## Exercise instructions
Return every line below in which "JSON" appears.

Supplied material START

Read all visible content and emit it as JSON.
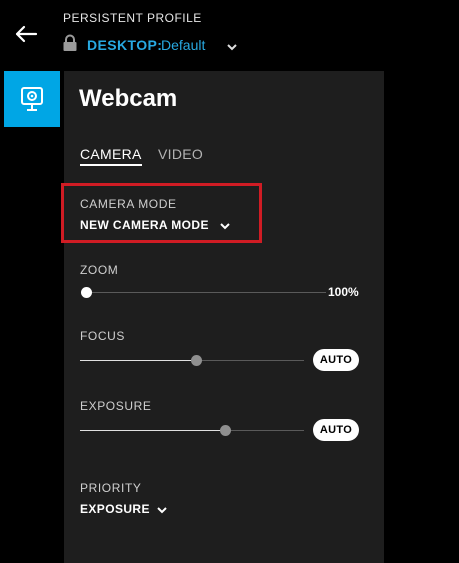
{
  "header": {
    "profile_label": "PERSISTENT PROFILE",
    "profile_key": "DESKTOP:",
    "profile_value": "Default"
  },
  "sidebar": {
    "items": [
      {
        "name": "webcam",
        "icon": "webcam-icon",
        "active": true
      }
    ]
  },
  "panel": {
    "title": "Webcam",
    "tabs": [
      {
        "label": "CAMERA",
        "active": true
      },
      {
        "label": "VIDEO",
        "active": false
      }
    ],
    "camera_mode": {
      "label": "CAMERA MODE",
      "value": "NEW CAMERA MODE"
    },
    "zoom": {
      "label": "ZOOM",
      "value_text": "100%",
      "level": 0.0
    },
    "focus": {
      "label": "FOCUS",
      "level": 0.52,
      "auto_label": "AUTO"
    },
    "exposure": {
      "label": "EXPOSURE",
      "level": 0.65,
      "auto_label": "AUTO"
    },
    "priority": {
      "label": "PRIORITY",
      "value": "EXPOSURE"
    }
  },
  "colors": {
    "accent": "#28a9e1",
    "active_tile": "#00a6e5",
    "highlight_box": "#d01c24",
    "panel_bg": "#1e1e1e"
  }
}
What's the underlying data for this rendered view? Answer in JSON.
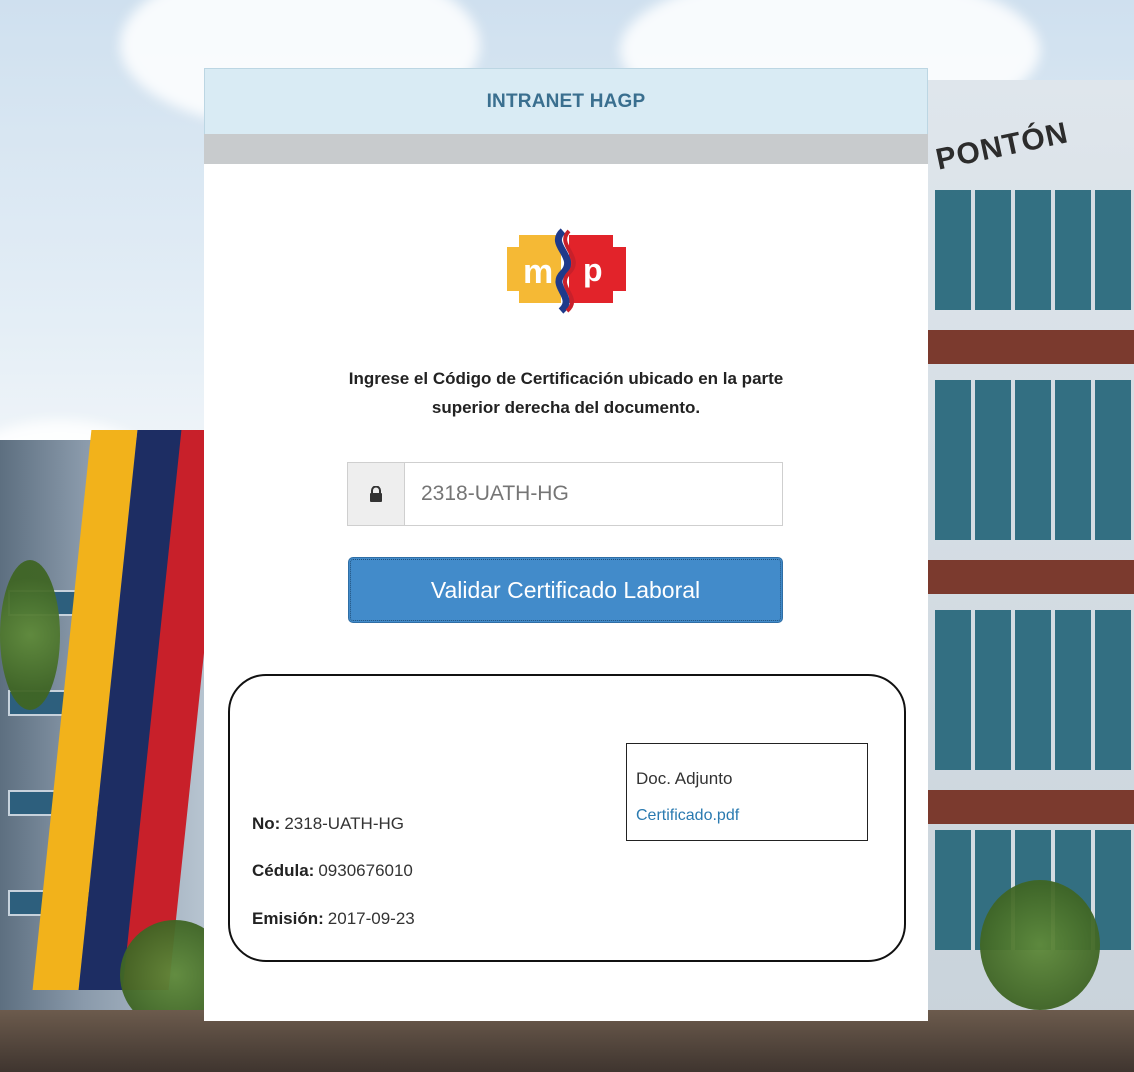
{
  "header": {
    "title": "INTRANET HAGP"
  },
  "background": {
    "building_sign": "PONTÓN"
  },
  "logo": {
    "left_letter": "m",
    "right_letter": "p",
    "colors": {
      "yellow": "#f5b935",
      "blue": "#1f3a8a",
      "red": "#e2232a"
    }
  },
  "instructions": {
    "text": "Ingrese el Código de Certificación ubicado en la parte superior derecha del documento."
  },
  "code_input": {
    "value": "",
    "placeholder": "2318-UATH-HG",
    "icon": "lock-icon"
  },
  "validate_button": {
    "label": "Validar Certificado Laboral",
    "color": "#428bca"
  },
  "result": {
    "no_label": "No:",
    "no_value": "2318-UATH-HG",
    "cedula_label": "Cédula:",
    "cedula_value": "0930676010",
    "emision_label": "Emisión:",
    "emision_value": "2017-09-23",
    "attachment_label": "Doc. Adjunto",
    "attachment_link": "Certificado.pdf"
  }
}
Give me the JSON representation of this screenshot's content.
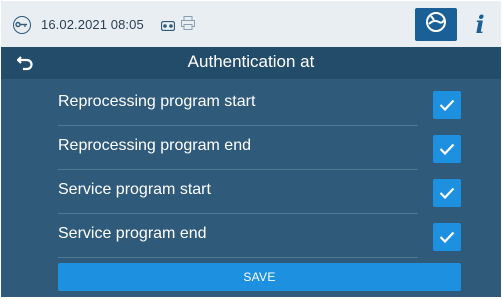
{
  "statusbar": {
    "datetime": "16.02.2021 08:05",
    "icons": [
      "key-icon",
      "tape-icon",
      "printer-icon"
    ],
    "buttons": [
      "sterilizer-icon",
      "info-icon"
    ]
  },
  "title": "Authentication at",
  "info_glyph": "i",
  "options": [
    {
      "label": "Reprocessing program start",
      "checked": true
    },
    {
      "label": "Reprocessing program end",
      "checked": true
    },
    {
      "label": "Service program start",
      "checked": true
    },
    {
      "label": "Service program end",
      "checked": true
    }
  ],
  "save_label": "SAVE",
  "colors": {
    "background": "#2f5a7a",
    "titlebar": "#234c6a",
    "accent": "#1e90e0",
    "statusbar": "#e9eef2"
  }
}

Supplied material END

## Solution for this task
Read all visible content and emit it as JSON.
What's the underlying data for this rendered view? Answer in JSON.
Give me the JSON representation of this screenshot's content.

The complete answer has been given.